→ **What you have to do**
Where does the string "JSON" appear? Copy every line of the entries below that holds it.

[Interface dataset entries]
_____

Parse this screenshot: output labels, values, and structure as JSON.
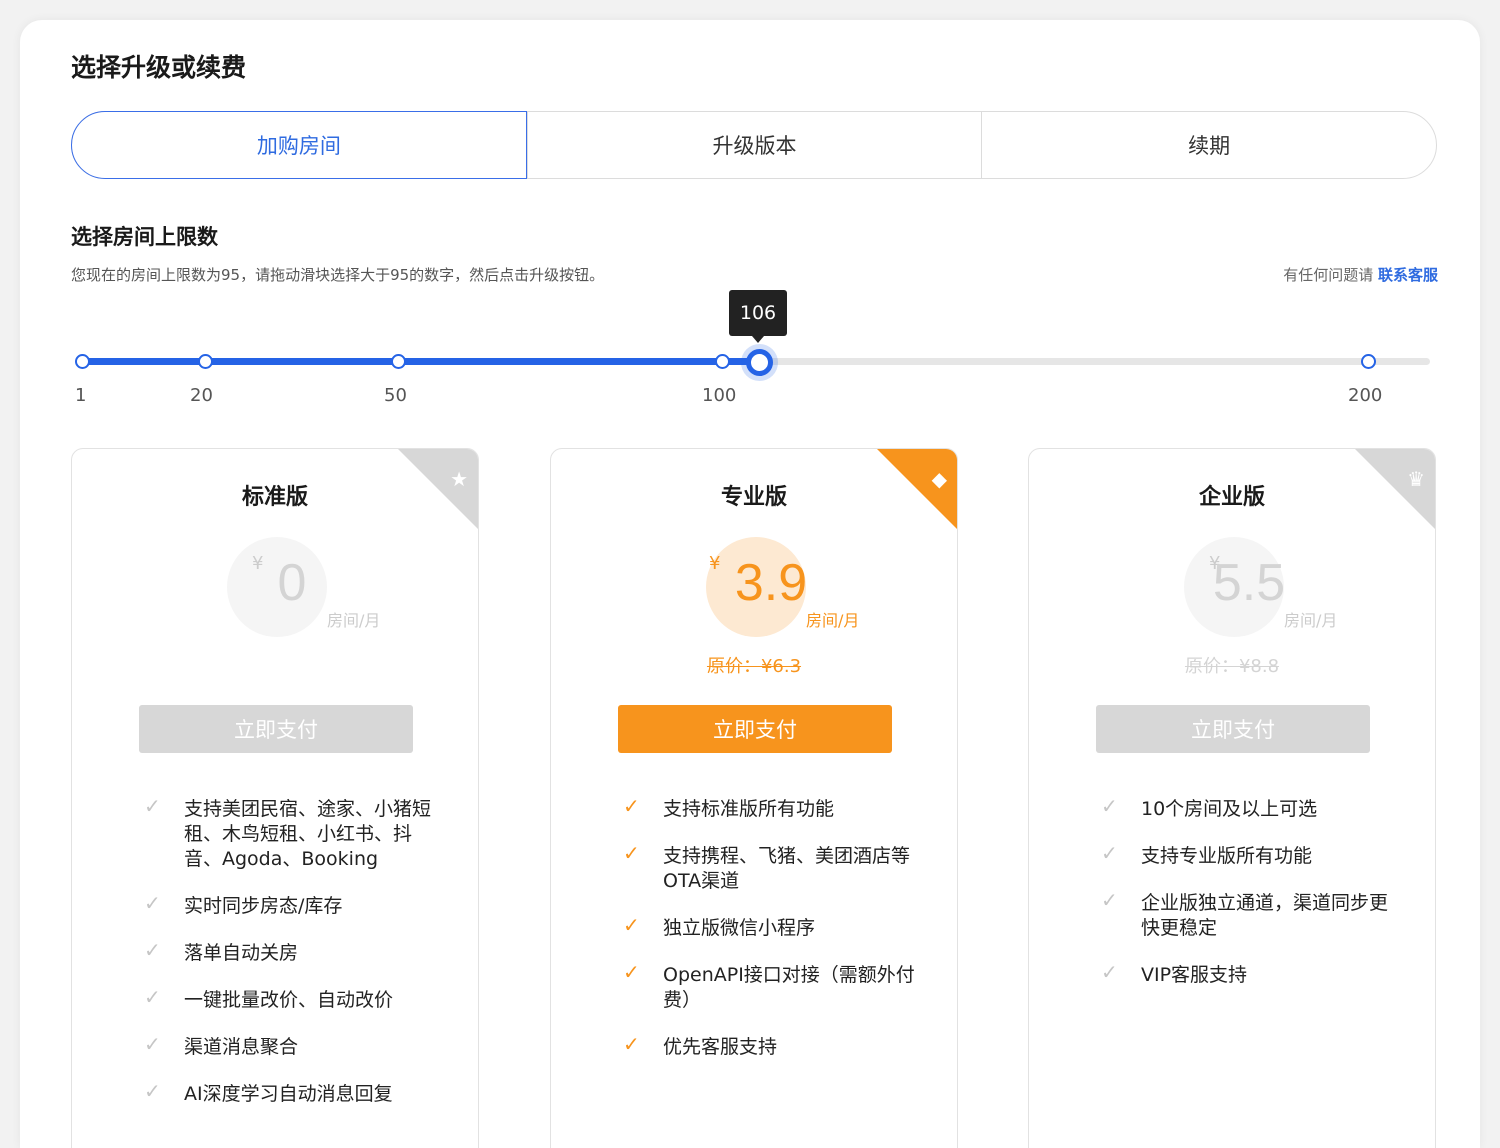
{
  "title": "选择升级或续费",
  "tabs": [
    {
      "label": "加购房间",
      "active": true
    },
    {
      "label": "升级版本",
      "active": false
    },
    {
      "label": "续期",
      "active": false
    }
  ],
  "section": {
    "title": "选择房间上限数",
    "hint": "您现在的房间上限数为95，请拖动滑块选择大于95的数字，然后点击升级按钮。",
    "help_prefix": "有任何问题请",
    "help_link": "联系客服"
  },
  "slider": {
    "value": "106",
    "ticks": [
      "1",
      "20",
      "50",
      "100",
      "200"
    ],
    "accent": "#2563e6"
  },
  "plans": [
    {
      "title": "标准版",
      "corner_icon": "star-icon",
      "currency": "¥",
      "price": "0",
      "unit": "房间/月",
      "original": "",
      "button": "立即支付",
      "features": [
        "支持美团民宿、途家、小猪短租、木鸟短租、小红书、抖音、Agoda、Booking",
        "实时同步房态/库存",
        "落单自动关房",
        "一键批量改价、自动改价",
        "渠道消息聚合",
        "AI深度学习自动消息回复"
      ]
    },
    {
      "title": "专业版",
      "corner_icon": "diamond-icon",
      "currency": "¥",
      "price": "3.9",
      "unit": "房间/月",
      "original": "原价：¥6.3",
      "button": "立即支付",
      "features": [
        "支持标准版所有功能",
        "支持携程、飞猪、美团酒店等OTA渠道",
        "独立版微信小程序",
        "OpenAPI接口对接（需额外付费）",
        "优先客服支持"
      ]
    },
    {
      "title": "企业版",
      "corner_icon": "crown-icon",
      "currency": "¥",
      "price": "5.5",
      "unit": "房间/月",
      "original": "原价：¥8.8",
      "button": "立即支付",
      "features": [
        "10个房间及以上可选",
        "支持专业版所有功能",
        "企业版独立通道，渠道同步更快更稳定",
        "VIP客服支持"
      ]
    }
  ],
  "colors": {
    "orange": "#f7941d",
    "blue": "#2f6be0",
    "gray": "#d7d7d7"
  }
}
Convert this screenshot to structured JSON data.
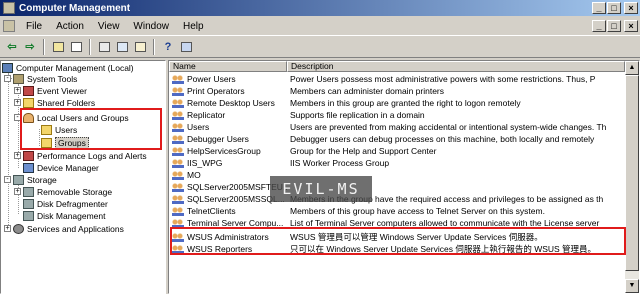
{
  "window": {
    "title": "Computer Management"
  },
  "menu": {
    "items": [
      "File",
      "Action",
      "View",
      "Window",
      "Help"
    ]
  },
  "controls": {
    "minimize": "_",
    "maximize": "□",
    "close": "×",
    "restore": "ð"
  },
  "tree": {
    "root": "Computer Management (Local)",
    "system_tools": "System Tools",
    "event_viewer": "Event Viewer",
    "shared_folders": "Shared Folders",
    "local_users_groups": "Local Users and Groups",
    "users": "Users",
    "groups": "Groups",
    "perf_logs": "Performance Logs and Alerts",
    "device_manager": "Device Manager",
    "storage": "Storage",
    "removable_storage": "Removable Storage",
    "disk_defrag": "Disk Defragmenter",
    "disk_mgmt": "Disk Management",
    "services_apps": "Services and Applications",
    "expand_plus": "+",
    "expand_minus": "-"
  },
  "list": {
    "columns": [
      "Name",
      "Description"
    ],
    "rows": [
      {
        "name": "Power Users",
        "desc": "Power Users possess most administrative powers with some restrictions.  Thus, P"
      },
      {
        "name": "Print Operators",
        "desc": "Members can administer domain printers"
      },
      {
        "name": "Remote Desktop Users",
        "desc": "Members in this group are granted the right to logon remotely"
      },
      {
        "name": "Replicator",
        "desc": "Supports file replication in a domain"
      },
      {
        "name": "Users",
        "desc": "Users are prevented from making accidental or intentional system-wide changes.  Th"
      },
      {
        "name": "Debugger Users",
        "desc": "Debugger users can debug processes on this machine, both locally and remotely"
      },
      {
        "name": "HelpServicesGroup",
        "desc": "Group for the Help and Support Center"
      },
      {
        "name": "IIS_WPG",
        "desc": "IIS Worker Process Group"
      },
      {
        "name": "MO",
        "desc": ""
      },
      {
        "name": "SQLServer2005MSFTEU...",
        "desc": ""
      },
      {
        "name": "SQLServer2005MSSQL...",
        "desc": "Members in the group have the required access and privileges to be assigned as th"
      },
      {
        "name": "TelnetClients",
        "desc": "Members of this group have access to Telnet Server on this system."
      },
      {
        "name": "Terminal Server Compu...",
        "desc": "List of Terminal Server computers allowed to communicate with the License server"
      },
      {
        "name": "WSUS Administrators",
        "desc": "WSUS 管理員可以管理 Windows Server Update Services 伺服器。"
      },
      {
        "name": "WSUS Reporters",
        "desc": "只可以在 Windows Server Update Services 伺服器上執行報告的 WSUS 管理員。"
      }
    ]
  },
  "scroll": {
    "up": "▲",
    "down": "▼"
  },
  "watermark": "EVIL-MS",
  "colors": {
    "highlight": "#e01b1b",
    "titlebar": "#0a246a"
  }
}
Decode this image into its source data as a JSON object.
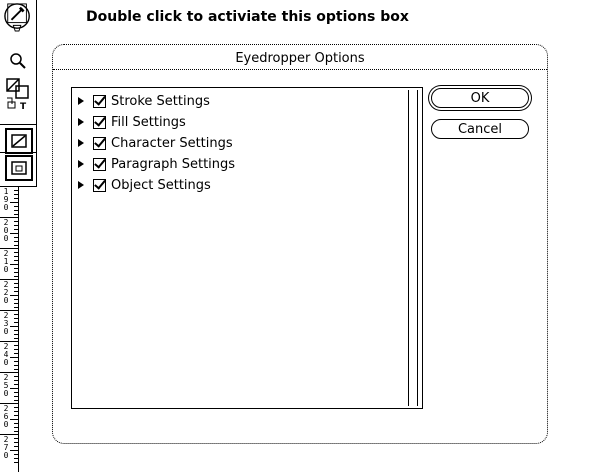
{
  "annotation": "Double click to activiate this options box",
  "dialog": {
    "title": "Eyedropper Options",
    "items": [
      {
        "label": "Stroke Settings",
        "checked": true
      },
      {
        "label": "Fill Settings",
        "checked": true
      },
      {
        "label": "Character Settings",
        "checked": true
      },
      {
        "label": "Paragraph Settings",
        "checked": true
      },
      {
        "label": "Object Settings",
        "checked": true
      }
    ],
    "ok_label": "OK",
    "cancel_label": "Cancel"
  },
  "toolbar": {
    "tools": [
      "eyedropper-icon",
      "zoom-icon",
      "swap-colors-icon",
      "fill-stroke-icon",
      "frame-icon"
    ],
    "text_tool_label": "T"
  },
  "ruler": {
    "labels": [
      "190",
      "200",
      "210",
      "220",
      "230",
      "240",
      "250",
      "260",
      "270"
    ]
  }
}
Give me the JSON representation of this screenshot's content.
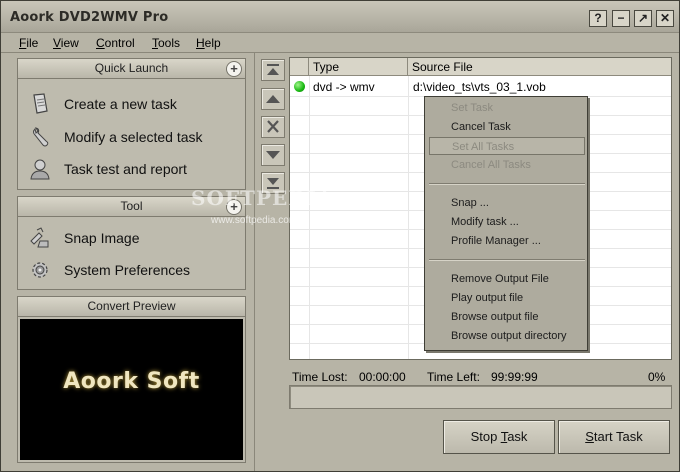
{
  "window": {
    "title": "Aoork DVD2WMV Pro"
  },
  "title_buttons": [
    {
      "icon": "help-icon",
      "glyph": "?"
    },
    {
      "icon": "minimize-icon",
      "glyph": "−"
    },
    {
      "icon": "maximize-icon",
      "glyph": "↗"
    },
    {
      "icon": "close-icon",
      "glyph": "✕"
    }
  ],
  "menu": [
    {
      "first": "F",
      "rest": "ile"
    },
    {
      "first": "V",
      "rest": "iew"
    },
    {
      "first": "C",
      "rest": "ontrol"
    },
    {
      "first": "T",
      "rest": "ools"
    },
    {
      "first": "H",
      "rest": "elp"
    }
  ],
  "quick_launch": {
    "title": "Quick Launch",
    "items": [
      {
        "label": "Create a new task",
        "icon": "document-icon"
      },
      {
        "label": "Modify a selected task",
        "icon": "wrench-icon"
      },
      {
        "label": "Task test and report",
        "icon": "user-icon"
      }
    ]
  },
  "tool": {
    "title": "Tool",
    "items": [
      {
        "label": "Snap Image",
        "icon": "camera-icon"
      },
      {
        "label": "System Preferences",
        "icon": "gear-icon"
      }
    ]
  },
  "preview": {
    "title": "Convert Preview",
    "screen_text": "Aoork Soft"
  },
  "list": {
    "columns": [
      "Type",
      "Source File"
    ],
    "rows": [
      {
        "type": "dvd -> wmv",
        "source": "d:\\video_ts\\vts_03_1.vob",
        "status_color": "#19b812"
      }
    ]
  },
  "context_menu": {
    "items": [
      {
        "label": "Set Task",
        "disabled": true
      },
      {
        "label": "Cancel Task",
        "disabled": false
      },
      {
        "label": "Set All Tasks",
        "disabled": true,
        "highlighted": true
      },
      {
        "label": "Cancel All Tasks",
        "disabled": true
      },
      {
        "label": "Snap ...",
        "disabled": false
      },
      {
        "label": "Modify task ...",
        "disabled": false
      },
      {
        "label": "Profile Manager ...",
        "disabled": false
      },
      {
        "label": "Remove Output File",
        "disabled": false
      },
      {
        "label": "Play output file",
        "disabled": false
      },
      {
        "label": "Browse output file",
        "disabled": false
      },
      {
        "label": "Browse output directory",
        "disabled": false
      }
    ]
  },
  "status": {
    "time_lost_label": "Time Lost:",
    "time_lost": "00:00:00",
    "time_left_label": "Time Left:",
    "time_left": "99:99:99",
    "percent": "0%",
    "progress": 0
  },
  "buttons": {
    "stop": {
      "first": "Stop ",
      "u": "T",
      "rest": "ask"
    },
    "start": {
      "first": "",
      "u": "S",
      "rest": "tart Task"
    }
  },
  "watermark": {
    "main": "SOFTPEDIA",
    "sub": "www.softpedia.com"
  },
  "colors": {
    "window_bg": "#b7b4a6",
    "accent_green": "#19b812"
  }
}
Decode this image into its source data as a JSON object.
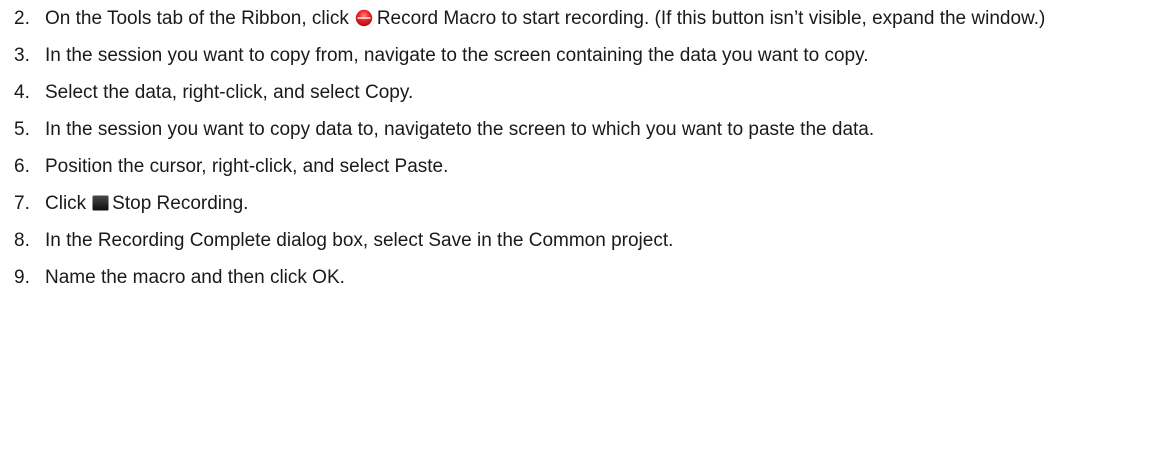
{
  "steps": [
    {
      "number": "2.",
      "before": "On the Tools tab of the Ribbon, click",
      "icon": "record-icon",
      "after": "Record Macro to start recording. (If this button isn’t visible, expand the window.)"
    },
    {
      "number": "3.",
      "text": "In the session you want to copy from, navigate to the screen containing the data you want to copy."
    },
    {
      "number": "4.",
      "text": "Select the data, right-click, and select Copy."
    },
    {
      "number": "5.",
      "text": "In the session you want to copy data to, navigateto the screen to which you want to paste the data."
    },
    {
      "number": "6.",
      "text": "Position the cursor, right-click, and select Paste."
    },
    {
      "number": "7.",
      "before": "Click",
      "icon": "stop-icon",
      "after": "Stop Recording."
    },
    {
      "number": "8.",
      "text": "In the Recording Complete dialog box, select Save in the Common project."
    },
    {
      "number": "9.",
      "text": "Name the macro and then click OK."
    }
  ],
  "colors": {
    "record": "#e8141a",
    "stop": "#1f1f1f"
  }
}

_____

→ **Result for this task**
Parse this screenshot: output labels, values, and structure as JSON.
Convert this screenshot to structured JSON data.
Decode this image into its source data as a JSON object.
Give me the JSON representation of this screenshot's content.
Decode this image into its source data as a JSON object.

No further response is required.